- Wok-Fried Prawns with Organic Black Garlic and Dried Chilli: Also from the seafood section this was not the most prepossessing presentation but was just wonderful. All the flavours in perfect balance and tremendous prawns.
- Braised Egg Noodles with Shrimp Wontons and Ginger: Though we’d already ordered a lot for two people our server recommended ending with a noodle dish and suggested this would go best with the rest of our order. It was indeed excellent with a sauce enriched with roe, putting in perspective the quite good wontons and noodles at Tasty Congee the previous day.
And now some pictures of the restaurant and the food. (For some reason my camera’ custom white balance controls had a really tough time with the mix of natural and artificial light at our table.)
An excellent meal, on the whole. Without having tried more of the less expensive Cantonese stalwarts in town it’s hard for me to opine on the relationship between the quality and the price but the quality was very good. That said, even though we ordered almost entirely from the list of “Chef’s Recommended” dishes the full measure of a restaurant like this can probably be best taken by those with the wherewithal to order in a more carefree manner from the seafood and bird’s nest sections, where there were individual dishes that cost a significant fraction of our total bill. I’m not sure that I’d come back (if I get to come back) for another limited sampling of the a la carte menu before trying other, less expensive places in town, but I would certainly come back for their weekend dim sum and possibly also to try the executive lunch. As it is, I am very glad we got to try it.
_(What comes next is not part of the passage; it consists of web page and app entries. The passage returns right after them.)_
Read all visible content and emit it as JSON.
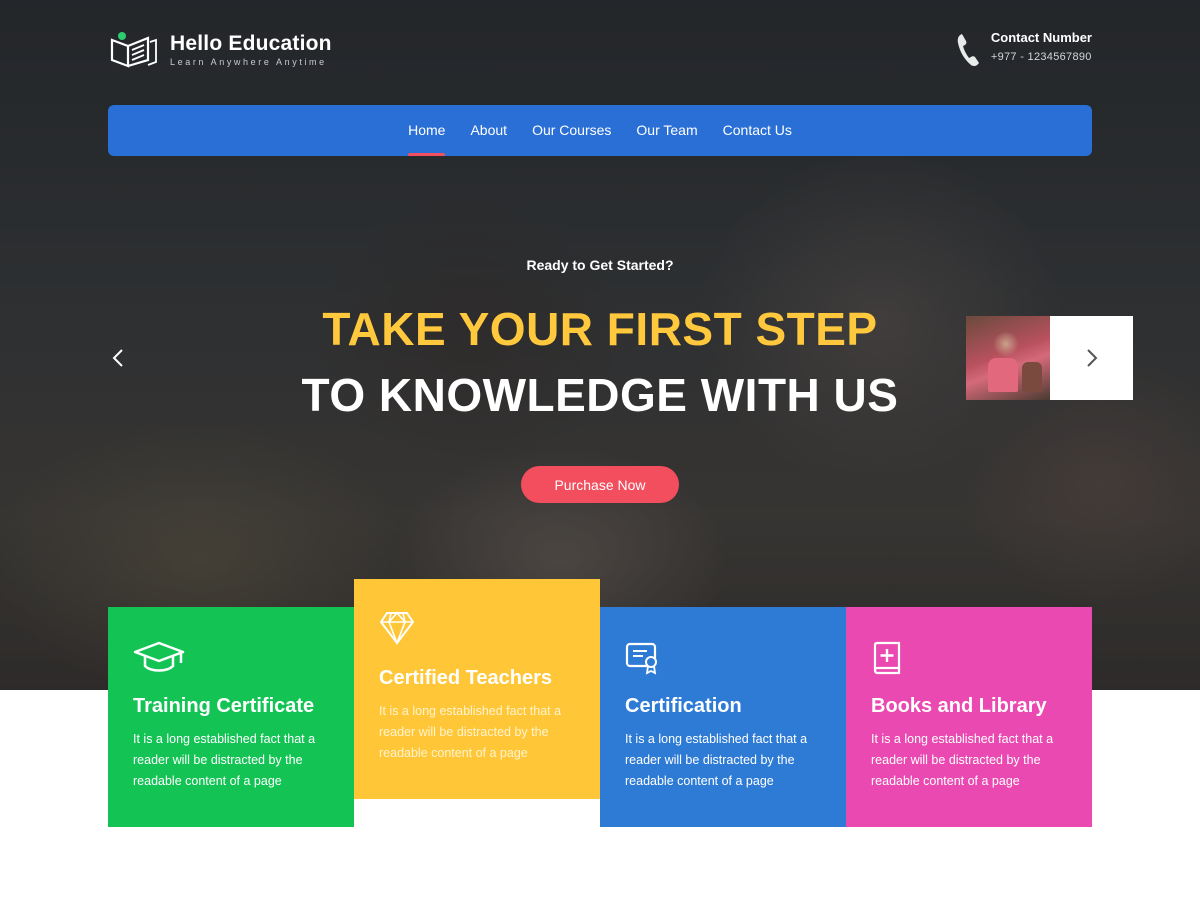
{
  "brand": {
    "name": "Hello Education",
    "tagline": "Learn Anywhere Anytime"
  },
  "contact": {
    "label": "Contact Number",
    "number": "+977 - 1234567890"
  },
  "nav": {
    "items": [
      {
        "label": "Home",
        "active": true
      },
      {
        "label": "About",
        "active": false
      },
      {
        "label": "Our Courses",
        "active": false
      },
      {
        "label": "Our Team",
        "active": false
      },
      {
        "label": "Contact Us",
        "active": false
      }
    ]
  },
  "hero": {
    "pretitle": "Ready to Get Started?",
    "title_line1": "TAKE YOUR FIRST STEP",
    "title_line2": "TO KNOWLEDGE WITH US",
    "cta_label": "Purchase Now"
  },
  "features": [
    {
      "title": "Training Certificate",
      "description": "It is a long established fact that a reader will be distracted by the readable content of a page",
      "icon": "graduation-cap-icon",
      "color": "#13c455"
    },
    {
      "title": "Certified Teachers",
      "description": "It is a long established fact that a reader will be distracted by the readable content of a page",
      "icon": "diamond-icon",
      "color": "#ffc737"
    },
    {
      "title": "Certification",
      "description": "It is a long established fact that a reader will be distracted by the readable content of a page",
      "icon": "certificate-icon",
      "color": "#2e7bd6"
    },
    {
      "title": "Books and Library",
      "description": "It is a long established fact that a reader will be distracted by the readable content of a page",
      "icon": "book-plus-icon",
      "color": "#ea49b1"
    }
  ],
  "colors": {
    "nav": "#2a6fd6",
    "accent": "#f24e5e",
    "highlight": "#ffc83d"
  }
}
The service was excellent, by the way: solicitous without being overbearing and not in the slightest bit stuffy.